Vicodin use can be safe in pregnancy in some instances when used as directed.
If you are pregnant and using Vicodin, talk to your doctor about the best path forward. If you use Vicodin and want to get pregnant, talk to your doctor about how to safely wean off the medication before getting pregnant.
(January 2019). Hydrocodone Combination Products. U.S. National Library of Medicine. Retrieved February 2019 from from from https://medlineplus.gov/druginfo/meds/a601006.html
(January 2010). Treating Pain During Pregnancy. Canadian Family Physician. Retrieved February 2019 from from from https://www.ncbi.nlm.nih.gov/pmc/articles/PMC2809170/
(September 2015). Methadone. Substance Abuse and Mental Health Services Administration. Retrieved February 2019 from from from https://www.samhsa.gov/medication-assisted-treatment/treatment/methadone
(January 2019). Neonatal Abstinence Syndrome. U.S. National Library of Medicine. Retrieved February 2019 from from from https://medlineplus.gov/ency/article/007313.htm
(June 2018). Prescription Opioids. National Institute on Drug Abuse. Retrieved February 2019 from from from https://www.drugabuse.gov/publications/drugfacts/prescription-opioids

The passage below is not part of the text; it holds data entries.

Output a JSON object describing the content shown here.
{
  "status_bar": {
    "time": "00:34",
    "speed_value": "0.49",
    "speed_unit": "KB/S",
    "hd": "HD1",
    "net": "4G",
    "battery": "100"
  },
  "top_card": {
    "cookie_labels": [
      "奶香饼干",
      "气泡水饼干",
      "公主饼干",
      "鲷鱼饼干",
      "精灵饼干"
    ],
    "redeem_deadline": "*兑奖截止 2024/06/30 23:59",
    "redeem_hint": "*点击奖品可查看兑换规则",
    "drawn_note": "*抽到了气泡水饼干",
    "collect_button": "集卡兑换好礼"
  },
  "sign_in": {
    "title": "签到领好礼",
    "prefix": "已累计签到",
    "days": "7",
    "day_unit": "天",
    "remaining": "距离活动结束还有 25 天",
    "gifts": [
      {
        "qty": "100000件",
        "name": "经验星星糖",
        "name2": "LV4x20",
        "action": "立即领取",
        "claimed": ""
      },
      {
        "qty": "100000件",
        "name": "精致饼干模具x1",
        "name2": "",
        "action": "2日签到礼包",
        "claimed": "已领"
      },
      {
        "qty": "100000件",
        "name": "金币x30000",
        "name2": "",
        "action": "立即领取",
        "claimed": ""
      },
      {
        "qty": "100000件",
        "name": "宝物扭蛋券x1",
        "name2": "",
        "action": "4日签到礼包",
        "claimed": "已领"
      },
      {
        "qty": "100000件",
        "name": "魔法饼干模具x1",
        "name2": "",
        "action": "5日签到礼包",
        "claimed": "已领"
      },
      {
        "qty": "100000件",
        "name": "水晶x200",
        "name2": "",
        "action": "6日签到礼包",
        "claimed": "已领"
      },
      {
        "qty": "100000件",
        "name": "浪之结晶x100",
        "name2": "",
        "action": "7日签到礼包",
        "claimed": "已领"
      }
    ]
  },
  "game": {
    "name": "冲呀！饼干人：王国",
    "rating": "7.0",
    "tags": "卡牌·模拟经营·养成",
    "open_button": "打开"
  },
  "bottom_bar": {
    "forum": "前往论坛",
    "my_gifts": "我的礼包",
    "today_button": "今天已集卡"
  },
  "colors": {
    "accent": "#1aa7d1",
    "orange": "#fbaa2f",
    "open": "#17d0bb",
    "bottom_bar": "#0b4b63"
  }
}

(January 2017). Risks of Opioid Misuse During Pregnancy. National Institute on Drug Abuse. Retrieved February 2019 from from from https://www.drugabuse.gov/publications/treating-opioid-use-disorder-during-pregnancy/treating-opioid-use-disorder-during-pregnancy